The bid to portray Clinton as a resolutely ordinary guy who happens to have his own motorcade sometimes runs into the more complex reality of his life as a powerful man who has long mingled with other powerful people--and whose wife has achieved considerable financial success as a corporate lawyer. On Monday, he waded into a crowd in Kentucky while wearing a polo shirt emblazoned with the logo of a private golf club.
And at about every stop, anti-abortion protesters were on hand to remind Clinton that for many conservative voters, traditional cultural values do not include his liberal position on abortion rights.
“He’s trying to make the Democratic Party out to be family-oriented using the Bible,” said David Enix, a schoolteacher who drove 40 minutes to carry an anti-abortion sign at a Clinton rally in Ohio. “He uses the Bible and the blood of innocent babies to try to win the election. He’s a hypocrite.”
But Clinton’s newly personal approach seems to have allowed him to reach other voters more intimately than earlier this year, when he would stop quoting his policy papers only long enough to defend his character from allegations of adultery and draft-dodging.
“He seems like real people to me; someone I’d like to have as a neighbor,” said Nelson Adams of Wheeling, W.Va., after watching Clinton speak at a church there last Sunday.
Throughout his campaign, Clinton has tried to reclaim for the Democrats basic American mores that Republicans have long appropriated--such as rewarding the work ethic and demanding personal responsibility. But beginning with his acceptance speech, he has started to portray his own life story as the triumph of those values.
He has argued, for instance, that his commitment to an activist government is grounded in his climb from modest roots.
Even more striking has been the intensified use of religious references. A Southern Baptist and a regular churchgoer, Clinton has always been comfortable quoting the Bible while campaigning in black churches. But since the convention, his religious imagery has now moved much closer to center stage.
In his acceptance speech, in addition to the two references to Scripture and his mention of “the Lord,” he also used the word “God” five times--once to emphatically quote the Pledge of Allegiance and declare the United States, “One nation, under God.”
Last Sunday, Clinton spent an hour in a Wheeling Presbyterian church offering more details about his religious beliefs on a nationwide television program called “Sunday Go To Meeting.”
Answering questions from denominations around the country--including Jewish and Roman Catholic congregations--Clinton strongly endorsed separation of church and state and defended the ban on school prayer. But he questioned the recent Supreme Court decision preventing prayers even at special events, such as graduations.

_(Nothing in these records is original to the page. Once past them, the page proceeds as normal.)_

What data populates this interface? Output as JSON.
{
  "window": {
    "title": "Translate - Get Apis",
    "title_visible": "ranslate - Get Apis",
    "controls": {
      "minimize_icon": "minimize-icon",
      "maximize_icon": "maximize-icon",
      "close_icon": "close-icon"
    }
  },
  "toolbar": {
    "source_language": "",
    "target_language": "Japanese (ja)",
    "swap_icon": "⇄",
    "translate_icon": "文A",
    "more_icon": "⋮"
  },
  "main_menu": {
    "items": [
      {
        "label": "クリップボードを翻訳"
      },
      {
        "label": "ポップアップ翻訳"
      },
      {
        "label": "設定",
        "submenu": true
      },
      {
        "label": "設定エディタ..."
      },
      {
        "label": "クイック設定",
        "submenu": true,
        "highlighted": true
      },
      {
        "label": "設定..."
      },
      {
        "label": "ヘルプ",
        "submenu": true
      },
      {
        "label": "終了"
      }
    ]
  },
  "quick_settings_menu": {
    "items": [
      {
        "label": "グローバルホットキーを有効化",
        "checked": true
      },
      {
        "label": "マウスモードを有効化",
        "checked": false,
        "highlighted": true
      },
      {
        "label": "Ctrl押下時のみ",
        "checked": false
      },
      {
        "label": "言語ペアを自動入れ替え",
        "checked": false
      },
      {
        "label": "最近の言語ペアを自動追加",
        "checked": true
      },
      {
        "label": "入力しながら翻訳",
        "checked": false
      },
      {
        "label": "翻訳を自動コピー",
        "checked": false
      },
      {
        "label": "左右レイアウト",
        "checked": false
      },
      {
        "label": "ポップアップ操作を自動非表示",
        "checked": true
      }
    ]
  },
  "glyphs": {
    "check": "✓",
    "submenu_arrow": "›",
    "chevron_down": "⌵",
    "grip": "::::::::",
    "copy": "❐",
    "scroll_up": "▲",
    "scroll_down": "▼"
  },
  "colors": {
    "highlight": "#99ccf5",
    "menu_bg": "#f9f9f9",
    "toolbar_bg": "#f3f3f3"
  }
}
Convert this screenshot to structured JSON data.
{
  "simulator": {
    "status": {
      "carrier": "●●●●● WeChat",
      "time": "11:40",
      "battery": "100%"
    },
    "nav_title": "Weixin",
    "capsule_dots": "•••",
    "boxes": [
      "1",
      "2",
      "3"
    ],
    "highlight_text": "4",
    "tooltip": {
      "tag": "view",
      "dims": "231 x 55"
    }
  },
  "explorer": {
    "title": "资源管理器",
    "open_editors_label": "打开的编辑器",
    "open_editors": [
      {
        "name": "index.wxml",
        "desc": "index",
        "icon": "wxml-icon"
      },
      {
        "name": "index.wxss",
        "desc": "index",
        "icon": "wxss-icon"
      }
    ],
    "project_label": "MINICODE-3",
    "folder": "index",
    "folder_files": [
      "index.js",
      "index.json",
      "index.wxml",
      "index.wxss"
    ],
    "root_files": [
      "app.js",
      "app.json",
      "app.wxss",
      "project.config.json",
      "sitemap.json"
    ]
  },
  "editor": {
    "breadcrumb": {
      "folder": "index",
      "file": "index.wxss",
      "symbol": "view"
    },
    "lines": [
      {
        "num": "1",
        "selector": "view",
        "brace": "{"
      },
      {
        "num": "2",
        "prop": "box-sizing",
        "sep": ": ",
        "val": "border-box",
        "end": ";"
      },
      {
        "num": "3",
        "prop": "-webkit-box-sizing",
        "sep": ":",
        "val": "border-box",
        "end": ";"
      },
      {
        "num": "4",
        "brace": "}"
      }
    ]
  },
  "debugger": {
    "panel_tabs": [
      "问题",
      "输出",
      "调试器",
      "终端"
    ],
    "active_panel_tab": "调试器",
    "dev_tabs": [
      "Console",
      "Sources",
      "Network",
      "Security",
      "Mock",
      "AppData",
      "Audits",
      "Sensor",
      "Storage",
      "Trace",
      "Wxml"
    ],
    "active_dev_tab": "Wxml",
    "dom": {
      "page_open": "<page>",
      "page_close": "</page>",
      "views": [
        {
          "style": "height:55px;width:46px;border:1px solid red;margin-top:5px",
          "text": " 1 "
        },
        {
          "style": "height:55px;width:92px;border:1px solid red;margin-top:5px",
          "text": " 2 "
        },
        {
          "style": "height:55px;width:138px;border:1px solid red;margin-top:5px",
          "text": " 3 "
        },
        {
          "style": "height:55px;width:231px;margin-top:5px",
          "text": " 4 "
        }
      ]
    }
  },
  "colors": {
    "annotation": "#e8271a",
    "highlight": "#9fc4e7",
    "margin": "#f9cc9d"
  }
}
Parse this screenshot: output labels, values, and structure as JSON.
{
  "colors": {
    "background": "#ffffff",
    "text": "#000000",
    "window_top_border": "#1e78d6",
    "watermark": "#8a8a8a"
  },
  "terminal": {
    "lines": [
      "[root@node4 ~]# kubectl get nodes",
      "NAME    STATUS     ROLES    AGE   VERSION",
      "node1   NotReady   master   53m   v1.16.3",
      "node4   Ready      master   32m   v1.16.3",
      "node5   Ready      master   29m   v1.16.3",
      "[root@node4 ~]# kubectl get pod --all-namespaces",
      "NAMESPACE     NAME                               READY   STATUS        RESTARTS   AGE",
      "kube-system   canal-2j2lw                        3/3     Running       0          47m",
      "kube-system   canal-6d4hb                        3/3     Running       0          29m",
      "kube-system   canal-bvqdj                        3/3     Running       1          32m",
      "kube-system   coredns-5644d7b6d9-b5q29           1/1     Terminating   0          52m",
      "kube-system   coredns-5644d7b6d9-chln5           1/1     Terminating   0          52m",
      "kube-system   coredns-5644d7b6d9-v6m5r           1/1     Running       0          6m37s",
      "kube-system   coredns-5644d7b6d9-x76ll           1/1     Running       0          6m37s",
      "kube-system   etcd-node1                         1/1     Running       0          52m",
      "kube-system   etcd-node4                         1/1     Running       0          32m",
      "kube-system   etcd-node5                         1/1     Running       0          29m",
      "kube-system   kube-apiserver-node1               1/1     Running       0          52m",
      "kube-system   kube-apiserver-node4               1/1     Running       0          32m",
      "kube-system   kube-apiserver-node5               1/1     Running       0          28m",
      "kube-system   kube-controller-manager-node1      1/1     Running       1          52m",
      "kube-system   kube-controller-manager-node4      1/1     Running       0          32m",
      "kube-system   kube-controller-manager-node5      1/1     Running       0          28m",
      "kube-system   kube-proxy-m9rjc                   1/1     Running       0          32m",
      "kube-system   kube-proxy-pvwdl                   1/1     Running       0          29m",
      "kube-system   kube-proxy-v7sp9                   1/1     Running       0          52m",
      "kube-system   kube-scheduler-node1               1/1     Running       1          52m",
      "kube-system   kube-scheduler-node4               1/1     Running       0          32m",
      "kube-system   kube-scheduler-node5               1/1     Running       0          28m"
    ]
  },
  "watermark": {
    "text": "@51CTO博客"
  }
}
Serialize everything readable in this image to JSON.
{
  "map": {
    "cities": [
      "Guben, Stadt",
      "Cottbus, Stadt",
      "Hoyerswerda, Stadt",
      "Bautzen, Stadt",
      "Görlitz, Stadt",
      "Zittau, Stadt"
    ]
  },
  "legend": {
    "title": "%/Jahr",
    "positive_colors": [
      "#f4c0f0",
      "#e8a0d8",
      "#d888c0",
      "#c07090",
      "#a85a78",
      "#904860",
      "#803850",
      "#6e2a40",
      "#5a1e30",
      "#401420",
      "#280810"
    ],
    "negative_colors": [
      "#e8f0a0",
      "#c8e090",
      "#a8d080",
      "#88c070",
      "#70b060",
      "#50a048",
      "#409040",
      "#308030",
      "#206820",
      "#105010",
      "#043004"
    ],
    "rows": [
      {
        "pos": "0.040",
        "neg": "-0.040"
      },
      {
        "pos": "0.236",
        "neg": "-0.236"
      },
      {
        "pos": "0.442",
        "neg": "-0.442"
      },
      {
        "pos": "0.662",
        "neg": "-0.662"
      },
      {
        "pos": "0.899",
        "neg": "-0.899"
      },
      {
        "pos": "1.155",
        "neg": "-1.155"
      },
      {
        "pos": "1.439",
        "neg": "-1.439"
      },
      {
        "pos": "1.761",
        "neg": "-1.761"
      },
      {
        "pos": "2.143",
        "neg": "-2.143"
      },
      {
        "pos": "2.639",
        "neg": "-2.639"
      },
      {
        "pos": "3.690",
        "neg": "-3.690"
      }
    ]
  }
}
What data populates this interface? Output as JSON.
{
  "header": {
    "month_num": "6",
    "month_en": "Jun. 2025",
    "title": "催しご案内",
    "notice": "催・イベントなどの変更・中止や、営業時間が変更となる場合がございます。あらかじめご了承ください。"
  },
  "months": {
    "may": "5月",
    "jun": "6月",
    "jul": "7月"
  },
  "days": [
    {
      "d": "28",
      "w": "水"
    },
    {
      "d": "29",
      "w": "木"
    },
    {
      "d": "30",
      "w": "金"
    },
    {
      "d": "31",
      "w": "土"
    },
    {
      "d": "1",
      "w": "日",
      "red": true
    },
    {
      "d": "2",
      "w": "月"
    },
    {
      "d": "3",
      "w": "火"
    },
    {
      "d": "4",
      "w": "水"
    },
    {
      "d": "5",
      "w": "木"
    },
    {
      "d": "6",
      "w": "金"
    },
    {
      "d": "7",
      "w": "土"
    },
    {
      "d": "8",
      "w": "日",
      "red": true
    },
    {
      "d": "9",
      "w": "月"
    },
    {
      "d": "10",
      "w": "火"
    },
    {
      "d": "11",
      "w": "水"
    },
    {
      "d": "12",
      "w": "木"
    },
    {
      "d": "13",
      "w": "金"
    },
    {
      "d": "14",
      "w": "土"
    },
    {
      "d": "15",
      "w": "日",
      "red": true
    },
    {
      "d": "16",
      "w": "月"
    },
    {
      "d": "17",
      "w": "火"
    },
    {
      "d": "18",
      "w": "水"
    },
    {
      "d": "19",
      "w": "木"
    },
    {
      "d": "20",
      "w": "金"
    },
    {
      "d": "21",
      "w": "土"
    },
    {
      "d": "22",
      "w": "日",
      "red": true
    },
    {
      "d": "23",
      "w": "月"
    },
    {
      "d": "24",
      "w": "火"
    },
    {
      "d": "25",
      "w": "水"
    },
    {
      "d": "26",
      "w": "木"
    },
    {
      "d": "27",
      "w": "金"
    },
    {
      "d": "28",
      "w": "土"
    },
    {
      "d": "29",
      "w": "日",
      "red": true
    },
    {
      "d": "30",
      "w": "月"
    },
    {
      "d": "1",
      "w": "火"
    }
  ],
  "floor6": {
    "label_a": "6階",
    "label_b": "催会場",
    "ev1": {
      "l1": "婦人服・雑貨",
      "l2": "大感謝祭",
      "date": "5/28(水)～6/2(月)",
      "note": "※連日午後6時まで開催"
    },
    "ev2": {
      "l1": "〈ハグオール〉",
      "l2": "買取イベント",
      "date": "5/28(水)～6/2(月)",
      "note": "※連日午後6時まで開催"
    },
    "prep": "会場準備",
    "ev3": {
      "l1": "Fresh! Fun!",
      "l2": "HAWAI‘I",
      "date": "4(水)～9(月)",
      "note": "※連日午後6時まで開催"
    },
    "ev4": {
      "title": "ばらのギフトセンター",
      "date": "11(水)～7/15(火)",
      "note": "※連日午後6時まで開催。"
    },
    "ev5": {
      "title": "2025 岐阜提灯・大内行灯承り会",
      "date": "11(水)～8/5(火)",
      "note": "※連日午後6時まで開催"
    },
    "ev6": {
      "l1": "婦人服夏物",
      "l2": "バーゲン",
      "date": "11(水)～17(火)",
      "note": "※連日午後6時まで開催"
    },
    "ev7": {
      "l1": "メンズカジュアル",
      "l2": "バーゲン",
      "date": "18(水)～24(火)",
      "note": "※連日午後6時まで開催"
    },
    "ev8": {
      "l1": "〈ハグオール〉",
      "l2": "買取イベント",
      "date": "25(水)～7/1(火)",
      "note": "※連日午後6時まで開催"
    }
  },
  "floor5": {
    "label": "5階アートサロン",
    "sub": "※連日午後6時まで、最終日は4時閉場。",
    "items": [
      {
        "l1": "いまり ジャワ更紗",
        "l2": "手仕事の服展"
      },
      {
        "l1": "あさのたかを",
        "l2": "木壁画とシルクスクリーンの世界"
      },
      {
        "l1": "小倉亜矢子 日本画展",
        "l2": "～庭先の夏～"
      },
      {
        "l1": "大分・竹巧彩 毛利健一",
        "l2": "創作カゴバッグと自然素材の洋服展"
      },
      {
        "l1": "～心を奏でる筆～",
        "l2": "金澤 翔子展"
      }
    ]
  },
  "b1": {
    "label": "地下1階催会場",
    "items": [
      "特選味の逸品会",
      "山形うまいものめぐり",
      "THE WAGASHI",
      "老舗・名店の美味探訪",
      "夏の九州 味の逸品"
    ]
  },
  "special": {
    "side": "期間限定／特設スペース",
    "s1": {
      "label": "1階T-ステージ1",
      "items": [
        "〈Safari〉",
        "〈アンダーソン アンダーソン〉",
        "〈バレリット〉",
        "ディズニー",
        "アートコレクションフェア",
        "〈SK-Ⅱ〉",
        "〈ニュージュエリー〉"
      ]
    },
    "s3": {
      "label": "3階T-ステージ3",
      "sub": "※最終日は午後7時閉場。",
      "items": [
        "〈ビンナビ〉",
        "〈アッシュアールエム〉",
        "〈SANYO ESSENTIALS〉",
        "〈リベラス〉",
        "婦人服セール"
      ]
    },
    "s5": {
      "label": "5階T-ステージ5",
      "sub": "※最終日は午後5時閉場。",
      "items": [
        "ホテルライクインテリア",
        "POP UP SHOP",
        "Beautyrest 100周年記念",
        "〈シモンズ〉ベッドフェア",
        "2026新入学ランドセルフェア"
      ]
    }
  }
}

And he presented his religious faith as a central pillar of his life.
“If I weren’t in my view a Christian, if I didn’t believe ultimately in the perfection of life after death, then my life would have been much more difficult,” he said.
Republicans Take Aim
Republican strategists and conservative activists hope to undercut Clinton’s drive for the cultural center by highlighting his support for abortion rights, gay rights and the distribution of condoms in schools--and perhaps by recirculating the questions about his personal behavior that appear to have receded.
Religious figures associated with the GOP also are opening fire. Earlier this week, religious broadcaster Pat Robertson said Clinton’s description of his program as a “New Covenant” between citizens and government “borders on . . . blasphemous” because it was a term used by Jesus in the Last Supper.
But Clinton shows no signs of being dissuaded by such attacks--or a fear of unsettling liberal voters who favor a strictly secular approach to politics. In typical fashion, he is trying to build his own distinctive bridge over the nation’s cultural fissures: a blend of cosmopolitan baby-boomer tolerance on some lifestyle issues combined with heartland respect for such traditional values as individual responsibility and religious faith.
On these questions, as on so many others, Clinton’s deepest faith may be in his own ability to reconcile the seemingly incompatible.